### Activity
What is the count of lines in the records that include "value"? Reply with that number alone.

Source records:

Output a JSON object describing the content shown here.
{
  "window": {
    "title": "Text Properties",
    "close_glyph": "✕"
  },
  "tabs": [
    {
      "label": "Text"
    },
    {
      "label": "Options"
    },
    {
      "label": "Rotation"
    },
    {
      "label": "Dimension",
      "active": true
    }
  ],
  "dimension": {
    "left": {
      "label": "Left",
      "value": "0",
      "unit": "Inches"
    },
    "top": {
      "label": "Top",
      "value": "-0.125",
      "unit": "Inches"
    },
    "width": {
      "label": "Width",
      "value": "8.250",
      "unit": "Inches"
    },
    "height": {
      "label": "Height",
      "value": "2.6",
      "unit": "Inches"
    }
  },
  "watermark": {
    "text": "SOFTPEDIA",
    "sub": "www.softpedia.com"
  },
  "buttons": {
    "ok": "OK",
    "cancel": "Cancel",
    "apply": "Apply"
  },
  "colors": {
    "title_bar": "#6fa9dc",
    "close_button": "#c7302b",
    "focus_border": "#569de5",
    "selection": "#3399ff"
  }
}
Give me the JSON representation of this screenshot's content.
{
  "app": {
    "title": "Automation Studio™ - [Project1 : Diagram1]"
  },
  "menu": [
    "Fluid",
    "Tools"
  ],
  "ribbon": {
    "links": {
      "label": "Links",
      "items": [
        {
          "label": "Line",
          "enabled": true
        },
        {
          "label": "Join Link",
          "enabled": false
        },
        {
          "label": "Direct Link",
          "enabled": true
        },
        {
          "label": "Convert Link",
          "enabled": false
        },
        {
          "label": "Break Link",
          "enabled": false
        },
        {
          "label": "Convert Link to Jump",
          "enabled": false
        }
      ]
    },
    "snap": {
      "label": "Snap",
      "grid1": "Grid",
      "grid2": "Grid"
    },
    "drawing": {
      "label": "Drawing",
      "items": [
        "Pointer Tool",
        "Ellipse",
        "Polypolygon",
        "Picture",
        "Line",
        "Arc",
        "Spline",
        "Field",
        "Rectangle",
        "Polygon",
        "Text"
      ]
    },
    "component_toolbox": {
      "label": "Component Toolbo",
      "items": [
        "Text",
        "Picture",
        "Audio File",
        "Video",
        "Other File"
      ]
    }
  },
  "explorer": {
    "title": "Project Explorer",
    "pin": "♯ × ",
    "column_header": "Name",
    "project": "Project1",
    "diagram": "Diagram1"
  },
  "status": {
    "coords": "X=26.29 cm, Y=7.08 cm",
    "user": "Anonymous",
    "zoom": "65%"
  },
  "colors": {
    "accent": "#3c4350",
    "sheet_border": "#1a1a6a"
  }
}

### Task solution
4